WORK ORDER:
Below are some records; each one is to be set down again exactly.

EXERCISE INPUTS:
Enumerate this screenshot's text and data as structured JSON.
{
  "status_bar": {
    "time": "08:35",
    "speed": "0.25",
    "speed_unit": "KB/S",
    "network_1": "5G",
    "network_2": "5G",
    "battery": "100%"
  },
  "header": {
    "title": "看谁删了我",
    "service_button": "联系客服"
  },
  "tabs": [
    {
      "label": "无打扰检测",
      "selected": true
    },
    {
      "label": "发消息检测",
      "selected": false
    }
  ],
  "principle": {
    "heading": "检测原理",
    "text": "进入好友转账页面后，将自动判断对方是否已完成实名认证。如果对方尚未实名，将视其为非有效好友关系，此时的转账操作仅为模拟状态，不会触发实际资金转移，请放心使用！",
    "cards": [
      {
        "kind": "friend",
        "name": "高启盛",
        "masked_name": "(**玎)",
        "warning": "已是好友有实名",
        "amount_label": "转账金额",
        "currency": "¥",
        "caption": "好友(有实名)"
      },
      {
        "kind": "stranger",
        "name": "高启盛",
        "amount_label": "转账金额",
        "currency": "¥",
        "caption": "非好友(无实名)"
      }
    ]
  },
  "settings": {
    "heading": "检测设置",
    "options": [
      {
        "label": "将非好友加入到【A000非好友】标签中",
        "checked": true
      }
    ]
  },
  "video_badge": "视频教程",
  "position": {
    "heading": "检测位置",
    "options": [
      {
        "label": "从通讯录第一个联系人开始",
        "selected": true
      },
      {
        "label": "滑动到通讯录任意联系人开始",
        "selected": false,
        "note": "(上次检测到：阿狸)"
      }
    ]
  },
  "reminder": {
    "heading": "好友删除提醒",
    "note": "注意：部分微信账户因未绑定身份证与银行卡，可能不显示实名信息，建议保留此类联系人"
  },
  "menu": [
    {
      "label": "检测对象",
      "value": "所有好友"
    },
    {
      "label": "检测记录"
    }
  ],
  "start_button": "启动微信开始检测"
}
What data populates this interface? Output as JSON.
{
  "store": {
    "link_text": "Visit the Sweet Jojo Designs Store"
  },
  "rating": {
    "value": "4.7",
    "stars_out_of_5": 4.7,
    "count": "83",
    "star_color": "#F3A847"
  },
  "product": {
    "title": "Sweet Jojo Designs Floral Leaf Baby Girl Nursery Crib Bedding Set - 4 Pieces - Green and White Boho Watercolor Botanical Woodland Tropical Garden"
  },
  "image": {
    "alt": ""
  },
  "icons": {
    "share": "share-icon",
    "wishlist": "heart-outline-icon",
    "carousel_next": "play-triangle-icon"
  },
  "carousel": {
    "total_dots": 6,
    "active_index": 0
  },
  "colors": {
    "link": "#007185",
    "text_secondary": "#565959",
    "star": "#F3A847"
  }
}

REPLY TO THE TASK:
Enumerate this screenshot's text and data as structured JSON.
{
  "status_bar": {
    "time": "08:35",
    "speed": "0.25",
    "speed_unit": "KB/S",
    "network_1": "5G",
    "network_2": "5G",
    "battery": "100%"
  },
  "header": {
    "title": "看谁删了我",
    "service_button": "联系客服"
  },
  "tabs": [
    {
      "label": "无打扰检测",
      "selected": true
    },
    {
      "label": "发消息检测",
      "selected": false
    }
  ],
  "principle": {
    "heading": "检测原理",
    "text": "进入好友转账页面后，将自动判断对方是否已完成实名认证。如果对方尚未实名，将视其为非有效好友关系，此时的转账操作仅为模拟状态，不会触发实际资金转移，请放心使用！",
    "cards": [
      {
        "kind": "friend",
        "name": "高启盛",
        "masked_name": "(**玎)",
        "warning": "已是好友有实名",
        "amount_label": "转账金额",
        "currency": "¥",
        "caption": "好友(有实名)"
      },
      {
        "kind": "stranger",
        "name": "高启盛",
        "amount_label": "转账金额",
        "currency": "¥",
        "caption": "非好友(无实名)"
      }
    ]
  },
  "settings": {
    "heading": "检测设置",
    "options": [
      {
        "label": "将非好友加入到【A000非好友】标签中",
        "checked": true
      }
    ]
  },
  "video_badge": "视频教程",
  "position": {
    "heading": "检测位置",
    "options": [
      {
        "label": "从通讯录第一个联系人开始",
        "selected": true
      },
      {
        "label": "滑动到通讯录任意联系人开始",
        "selected": false,
        "note": "(上次检测到：阿狸)"
      }
    ]
  },
  "reminder": {
    "heading": "好友删除提醒",
    "note": "注意：部分微信账户因未绑定身份证与银行卡，可能不显示实名信息，建议保留此类联系人"
  },
  "menu": [
    {
      "label": "检测对象",
      "value": "所有好友"
    },
    {
      "label": "检测记录"
    }
  ],
  "start_button": "启动微信开始检测"
}
What data populates this interface? Output as JSON.
{
  "store": {
    "link_text": "Visit the Sweet Jojo Designs Store"
  },
  "rating": {
    "value": "4.7",
    "stars_out_of_5": 4.7,
    "count": "83",
    "star_color": "#F3A847"
  },
  "product": {
    "title": "Sweet Jojo Designs Floral Leaf Baby Girl Nursery Crib Bedding Set - 4 Pieces - Green and White Boho Watercolor Botanical Woodland Tropical Garden"
  },
  "image": {
    "alt": ""
  },
  "icons": {
    "share": "share-icon",
    "wishlist": "heart-outline-icon",
    "carousel_next": "play-triangle-icon"
  },
  "carousel": {
    "total_dots": 6,
    "active_index": 0
  },
  "colors": {
    "link": "#007185",
    "text_secondary": "#565959",
    "star": "#F3A847"
  }
}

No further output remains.